Following intense scrutiny from the Royal Commission into Misconduct in the Banking, Superannuation and Financial Services Industry, AMP has conceded that its financial planning division engaged in misconduct by charging clients “fees for no service” through its buyer of last resort (BOLR) facility from 1 July 2012 to 30 June 2017.
Appearing before the commission earlier this week, Jack Regan, AMP’s group executive, advice and New Zealand, admitted that the wealth management company had misled the Australian Securities and Investments Commission (ASIC).
Mr Regan acknowledged that charging fees for no service was a “conscious business practice”, despite AMP initially reporting such incidents as “administrative oversight”.

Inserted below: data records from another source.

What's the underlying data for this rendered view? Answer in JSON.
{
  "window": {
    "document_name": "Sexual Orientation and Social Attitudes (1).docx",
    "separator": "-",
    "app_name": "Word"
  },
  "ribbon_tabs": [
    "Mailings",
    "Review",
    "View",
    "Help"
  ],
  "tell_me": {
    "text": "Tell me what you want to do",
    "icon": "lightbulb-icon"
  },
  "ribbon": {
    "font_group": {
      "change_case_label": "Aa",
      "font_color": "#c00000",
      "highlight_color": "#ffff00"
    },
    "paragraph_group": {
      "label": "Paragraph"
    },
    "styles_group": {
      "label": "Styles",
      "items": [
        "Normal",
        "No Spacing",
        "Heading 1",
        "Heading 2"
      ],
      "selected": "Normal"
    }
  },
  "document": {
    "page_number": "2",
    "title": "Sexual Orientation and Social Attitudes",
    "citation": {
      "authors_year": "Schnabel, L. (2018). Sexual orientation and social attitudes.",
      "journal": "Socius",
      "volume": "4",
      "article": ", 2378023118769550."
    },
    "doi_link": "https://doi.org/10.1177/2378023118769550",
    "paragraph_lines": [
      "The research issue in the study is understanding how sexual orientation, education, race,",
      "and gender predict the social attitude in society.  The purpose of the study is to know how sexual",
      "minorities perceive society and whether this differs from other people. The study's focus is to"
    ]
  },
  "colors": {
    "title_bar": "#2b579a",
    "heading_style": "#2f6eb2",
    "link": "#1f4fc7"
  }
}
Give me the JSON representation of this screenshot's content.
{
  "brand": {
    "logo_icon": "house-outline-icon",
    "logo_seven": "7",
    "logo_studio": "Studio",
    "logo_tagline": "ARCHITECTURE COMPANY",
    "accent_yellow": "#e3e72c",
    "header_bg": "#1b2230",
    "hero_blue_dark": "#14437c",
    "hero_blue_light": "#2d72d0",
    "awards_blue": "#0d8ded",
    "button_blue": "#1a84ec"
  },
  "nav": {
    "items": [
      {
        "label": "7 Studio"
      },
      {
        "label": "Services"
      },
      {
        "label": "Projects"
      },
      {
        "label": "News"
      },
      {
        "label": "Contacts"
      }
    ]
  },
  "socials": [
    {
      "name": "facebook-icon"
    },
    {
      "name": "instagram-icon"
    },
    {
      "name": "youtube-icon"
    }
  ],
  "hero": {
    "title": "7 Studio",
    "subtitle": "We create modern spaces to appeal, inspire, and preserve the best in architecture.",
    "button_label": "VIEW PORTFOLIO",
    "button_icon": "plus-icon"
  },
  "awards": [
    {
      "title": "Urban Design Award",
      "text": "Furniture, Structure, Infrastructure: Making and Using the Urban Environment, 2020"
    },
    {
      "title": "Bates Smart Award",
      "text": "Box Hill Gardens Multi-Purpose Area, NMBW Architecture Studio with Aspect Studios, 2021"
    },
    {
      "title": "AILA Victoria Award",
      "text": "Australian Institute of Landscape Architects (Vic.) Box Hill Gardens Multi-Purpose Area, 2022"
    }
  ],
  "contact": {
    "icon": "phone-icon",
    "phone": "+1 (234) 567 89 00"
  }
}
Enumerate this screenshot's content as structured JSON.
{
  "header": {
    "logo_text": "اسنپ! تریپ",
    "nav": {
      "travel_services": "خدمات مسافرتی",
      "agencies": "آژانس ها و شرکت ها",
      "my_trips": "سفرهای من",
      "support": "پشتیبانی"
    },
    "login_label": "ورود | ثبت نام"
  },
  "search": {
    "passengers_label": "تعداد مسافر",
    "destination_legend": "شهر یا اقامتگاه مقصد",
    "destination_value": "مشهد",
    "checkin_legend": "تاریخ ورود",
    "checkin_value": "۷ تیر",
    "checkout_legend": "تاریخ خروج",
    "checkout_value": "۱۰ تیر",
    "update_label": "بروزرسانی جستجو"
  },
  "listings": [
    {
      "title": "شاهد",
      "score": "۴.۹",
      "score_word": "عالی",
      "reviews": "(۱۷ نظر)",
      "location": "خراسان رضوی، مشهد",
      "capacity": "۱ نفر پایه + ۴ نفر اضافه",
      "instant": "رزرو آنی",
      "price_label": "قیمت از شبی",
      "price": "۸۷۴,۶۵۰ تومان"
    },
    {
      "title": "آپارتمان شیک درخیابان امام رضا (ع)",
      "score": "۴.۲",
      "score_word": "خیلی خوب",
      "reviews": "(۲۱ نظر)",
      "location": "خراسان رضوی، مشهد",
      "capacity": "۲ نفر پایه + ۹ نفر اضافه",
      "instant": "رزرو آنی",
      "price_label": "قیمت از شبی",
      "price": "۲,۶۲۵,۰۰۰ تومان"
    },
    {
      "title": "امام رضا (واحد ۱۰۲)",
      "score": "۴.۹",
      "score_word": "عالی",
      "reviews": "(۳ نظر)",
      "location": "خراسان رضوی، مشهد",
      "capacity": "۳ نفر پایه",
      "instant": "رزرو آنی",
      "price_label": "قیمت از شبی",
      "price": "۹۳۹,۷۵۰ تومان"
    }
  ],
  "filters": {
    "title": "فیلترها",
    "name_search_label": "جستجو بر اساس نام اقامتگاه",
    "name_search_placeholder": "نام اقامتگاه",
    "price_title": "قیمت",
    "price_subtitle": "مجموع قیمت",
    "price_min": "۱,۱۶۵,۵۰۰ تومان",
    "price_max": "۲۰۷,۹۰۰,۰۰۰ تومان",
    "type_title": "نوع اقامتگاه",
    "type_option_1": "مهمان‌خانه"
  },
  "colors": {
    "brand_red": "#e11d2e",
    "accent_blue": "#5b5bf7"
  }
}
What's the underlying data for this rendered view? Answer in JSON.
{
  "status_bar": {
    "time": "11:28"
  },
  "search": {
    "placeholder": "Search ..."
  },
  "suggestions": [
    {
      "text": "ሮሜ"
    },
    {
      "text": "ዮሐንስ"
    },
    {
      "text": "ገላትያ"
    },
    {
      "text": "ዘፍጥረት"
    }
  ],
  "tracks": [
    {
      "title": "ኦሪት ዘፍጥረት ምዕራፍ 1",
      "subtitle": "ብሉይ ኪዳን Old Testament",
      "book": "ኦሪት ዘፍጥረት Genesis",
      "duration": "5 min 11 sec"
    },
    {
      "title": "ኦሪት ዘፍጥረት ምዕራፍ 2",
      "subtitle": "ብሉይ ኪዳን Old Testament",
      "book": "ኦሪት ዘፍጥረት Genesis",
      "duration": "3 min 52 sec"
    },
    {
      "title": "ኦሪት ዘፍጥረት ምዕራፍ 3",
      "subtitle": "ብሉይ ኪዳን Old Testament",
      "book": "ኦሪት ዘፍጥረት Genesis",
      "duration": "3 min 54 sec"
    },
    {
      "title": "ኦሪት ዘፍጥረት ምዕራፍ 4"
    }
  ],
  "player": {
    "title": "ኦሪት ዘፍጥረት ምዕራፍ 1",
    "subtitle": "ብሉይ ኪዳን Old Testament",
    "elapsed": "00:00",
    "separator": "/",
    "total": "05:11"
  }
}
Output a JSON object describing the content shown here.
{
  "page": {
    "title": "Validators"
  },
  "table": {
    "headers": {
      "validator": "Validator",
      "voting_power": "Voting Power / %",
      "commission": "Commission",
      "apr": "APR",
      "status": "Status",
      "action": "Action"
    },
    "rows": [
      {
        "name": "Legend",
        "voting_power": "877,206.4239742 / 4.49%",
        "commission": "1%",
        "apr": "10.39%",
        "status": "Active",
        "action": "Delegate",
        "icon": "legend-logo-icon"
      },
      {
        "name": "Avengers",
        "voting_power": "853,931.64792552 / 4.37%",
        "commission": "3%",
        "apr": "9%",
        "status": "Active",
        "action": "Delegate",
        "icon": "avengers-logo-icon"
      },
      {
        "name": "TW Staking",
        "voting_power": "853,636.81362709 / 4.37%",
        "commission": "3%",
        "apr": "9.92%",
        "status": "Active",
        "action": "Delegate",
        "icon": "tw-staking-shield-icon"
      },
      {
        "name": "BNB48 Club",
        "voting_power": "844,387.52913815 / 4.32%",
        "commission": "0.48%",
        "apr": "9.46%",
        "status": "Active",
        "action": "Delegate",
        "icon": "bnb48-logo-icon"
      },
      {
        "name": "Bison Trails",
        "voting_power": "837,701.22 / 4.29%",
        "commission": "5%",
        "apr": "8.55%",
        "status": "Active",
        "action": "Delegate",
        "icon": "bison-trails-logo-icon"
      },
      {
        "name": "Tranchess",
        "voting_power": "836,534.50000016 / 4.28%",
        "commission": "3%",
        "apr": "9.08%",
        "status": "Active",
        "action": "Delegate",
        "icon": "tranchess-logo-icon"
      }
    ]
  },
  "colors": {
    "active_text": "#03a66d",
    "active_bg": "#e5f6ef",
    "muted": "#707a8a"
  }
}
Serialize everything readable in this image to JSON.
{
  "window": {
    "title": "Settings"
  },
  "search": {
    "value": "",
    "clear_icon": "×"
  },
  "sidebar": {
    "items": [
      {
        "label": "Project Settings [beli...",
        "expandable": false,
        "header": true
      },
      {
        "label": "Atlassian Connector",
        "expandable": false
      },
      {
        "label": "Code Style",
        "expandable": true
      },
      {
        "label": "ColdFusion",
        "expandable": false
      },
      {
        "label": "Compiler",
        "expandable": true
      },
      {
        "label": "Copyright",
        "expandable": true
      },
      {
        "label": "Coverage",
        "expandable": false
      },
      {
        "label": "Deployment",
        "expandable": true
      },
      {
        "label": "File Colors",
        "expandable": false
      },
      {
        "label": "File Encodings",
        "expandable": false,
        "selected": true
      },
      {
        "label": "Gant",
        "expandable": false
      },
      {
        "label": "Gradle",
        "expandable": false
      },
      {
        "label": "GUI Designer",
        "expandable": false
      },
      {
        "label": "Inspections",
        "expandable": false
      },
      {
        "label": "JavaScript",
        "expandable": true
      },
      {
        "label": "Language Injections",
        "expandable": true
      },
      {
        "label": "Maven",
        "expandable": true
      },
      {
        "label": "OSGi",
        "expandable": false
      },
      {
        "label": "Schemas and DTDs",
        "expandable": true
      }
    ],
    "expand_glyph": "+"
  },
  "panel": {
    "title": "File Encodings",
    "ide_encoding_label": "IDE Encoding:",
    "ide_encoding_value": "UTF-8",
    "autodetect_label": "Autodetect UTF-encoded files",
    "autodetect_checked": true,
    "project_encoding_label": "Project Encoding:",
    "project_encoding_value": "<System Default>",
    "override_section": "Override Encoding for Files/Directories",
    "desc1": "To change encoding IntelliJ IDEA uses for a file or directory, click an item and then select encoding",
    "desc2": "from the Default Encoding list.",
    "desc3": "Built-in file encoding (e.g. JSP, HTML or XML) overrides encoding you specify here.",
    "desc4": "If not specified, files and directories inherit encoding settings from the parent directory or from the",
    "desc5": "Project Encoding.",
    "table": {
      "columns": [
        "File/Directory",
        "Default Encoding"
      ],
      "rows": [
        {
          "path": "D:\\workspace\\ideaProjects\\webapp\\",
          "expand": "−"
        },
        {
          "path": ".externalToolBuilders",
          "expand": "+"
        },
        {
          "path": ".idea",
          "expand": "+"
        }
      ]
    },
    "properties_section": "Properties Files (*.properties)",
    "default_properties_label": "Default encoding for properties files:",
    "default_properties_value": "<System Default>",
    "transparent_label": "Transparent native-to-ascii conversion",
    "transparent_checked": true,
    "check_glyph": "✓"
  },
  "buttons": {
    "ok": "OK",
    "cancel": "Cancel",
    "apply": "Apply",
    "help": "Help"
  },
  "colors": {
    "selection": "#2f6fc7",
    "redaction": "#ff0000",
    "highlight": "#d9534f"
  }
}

During the hearings earlier this week, senior counsel assisting Michael Hodge suggested that AMP’s conduct was not a “process fail” but a “deliberate decision made by AMP”.
In response, Mr Regan admitted that it was “both”.
“Dodgy bankers should go to prison”
Speaking at the hearings, Treasurer Scott Morrison said: “What has occurred here and what has been admitted to in the royal commission by AMP is deeply disturbing.
“They [AMP] have said that they basically charged people for services they didn’t provide and they have admitted to statements that were misleading to ASIC and to their own customers, and this is deeply distressing.
“This type of behaviour can attract penalties which include jail time. That’s how serious these things are.”
Likewise, the Minister for Revenue and Financial Services, Kelly O’Dwyer, told ABC AM on Thursday (19 April) that the government was “very disturbed by a number of the revelations that have been revealed recently at the royal commission” and the “false and misleading statements that have been made to ASIC”.
When asked whether she believed that “dodgy bankers including chief executives should go to prison if they’ve broken the law and ripped off customers”, Minister O’Dwyer responded: “Absolutely”.
Looking forward, Mr Morrison noted ASIC’s continued investigation into the misconduct of AMP employees.
“I can confirm that that investigation has been underway for some time and that, as part of that investigation, ASIC has received many thousands of documents as it has undertaken a number of examinations of AMP staff,” the Treasurer continued.
“ASIC is also pursuing full compensation of impacted AMP clients. ASIC takes these allegations of false or misleading statements very seriously as does the government and this is a significant aspect of the investigation.”
The Treasurer also placed confidence in ASIC’s ability to handle the matter.
“ASIC’s identification of the suspected illegal conduct gives me great confidence that ASIC will continue to deal with this matter and, of course, the royal commission will as well,” Mr Morrison said.
“I am very reassured by the fact that these matters were already being pursued by ASIC and will continue to be pursued by ASIC.”
Mr Morrison added that the government had recently granted ASIC “greater resources” and that he believed ASIC would continue to “get on with their job of dealing with what are very serious admissions by AMP at the royal commission”.
Ms O’Dwyer likewise said: “The government has strengthened the powers of the regulator to be able to do its job because we don’t want to see misconduct in the financial services sector.
“It is not acceptable behaviour and it is for them to explain how they are going to regain the trust of their customers.”
She continued: “We want people to be able to have confidence that when they get advice that it’s advice in their best interest, which again is one of the reasons why the government has put in place new standards for financial advisers through the Financial Advisors Standards and Ethics Authority and why we’re mandating new education and training requirements and a code of ethics and a national exam.”
The government also recently appointed a new deputy commissioner of ASIC with responsibility for enforcement, Dan Crennan QC.
The first two days of the second round of hearings largely focused on misconduct at AMP.
The executive general manager of Commonwealth Private and the former EGM of the CBA wealth management business, Marianne Perkovic, provided evidence to the commission in the middle of the week. Two financial advice subsidiaries of the Commonwealth Bank recently entered into an enforceable undertaking with ASIC over fees charged for advice that was not provided. The bank admitted at the time that it had “failed” its customers. The subsidiaries will make a community benefit payment of $3 million in total.
Witnesses from Westpac and ANZ are expected to close off the hearings this week.
Mortgage Business’ sister title, ifa, is running a live blog for the duration of the second round of hearings for the Royal Commission into Misconduct in the Banking, Superannuation and Financial Services Industry.